It implies also respect on both side of the table. When you love someone, you respect them and want to make it last forever. The digital artists that will embrace the new medium and conversation as much as we do will not be stolen. Am I naive? Maybe, but I want to be sure that the ones that give me so much will receive in return. Not only money, but a sign that I want this fulfilling interaction to continue, that I want to keep them in my life. I will buy their music, I will go to the concerts. I do not know for the music industry, but I know artists have a place to create an unprecedented relationship with their audience if we meet at the same place with the right mindset. In a recent interview Daft Punk talked about the essence of their new album:

This album is about technology going towards humanity, in a world where humanity is going towards technology”

Spot on. Humanity is being expressed like crazy through and thanks to technology with millions of individuals.

Artists did not have this new playground for fans to show their love and passion ten years ago. Not only to connect with us but to express themselves. By express I do not mean having a Twitter account but more to share their music. Before the internet the path was well known: studio, release, promotion and concerts. Today you can do whatever you want. The internet could also be their playground and allow us to find some secret surprising pearls, like your favorite band playing acoustic in Paris on a tour bus. I wish more artists would be truly jumping into the digital era and using it to experiment. I do not want to see what could have been done 15 years ago just translated to digital form. I want the singers and bands we love not only to “use” the internet because they have to but because they want to. Like us, it will give them a new space of expression and an infinite platform to exchange and connect with us through their art. I have this dream to see Daft Punk make a cover of Liztomania. Yes, why not? The artists of the digital era do not have to stay in an ivory tower to get our respect. They just have to deserve it by being freakily awesome and genuine. Do not go on the internet if you do not like it. I enjoy having access to more interviews, articles, and videos because of the internet, but it was already the case 10 years ago.
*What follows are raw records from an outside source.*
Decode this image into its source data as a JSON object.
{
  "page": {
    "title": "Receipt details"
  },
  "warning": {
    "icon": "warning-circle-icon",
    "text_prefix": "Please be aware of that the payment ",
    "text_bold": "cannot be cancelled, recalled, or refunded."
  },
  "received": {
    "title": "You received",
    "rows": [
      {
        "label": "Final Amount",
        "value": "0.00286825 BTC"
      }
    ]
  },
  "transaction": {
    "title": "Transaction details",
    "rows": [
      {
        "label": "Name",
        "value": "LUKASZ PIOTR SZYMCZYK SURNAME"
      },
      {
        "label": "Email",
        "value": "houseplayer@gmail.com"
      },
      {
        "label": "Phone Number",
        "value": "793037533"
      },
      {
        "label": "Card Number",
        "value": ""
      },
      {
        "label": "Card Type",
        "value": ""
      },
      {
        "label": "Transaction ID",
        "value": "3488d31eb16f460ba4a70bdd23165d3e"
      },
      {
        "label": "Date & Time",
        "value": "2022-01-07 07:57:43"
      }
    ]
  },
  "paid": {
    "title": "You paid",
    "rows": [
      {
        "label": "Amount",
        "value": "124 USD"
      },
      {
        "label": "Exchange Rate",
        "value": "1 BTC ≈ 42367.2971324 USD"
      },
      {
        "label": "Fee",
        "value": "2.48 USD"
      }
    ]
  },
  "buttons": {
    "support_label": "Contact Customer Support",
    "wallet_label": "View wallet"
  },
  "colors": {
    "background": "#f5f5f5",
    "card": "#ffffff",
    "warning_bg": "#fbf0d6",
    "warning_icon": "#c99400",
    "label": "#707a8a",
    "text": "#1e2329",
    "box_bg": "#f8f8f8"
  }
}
If you want to exchange or imagine with us even more, do not hesitate. I love what Kelli Anderson, artist and designer, said during a Creative Mornings New York:

“The Web is a really fertile ground for experimentation because it is rapidly becoming the format that we spend most of the time staring at”.

We do not have the monopoly of finding inspiration there. Everybody, famous artists included, can as well. If this playground can also allows us to discover the stars of tomorrow. Not by jury on The Voice, but again by acknowledged artists supporting the ones who deserve it on the platform we belong to and can interact with.

I love this statement from Tom Peters : “Leaders don’t create followers, they create more leaders.”

Daft Punk or Phoenix have already done a great job by inspiring more passionate amateurs to be vulnerable enough to offer their own vision and unique talent in a song. But the real empowerment will be to see some of the good ones become the object of our affection.

The internet changed our relationship to artists, especially musicians. What about the opposite? Leaders of the 21th century will have a lot in common with artists affirms John Maeda. Fitting with the digital shift, artists collaborate, know how to communicate and learn how to learn together according to John:

Whether they explicitly acknowledge themselves as leaders or not, artists often move others to follow them(…) They do it through the skills that are inherent in their work as professional “inspirers” and provocateurs.”

Daft Punk’s recent collaborator, Pharrell Williams is a perfect illustration of the artist as a new leadership figure in the digital area, experimenting and highlighting creators he believes in with his specific vision and skills while inspiring people to cultivate their uniqueness to impact society. I can not wait to see more artists being force of change.

We’ve come too far to give up who we are
So let’s raise the bar and our cups to the stars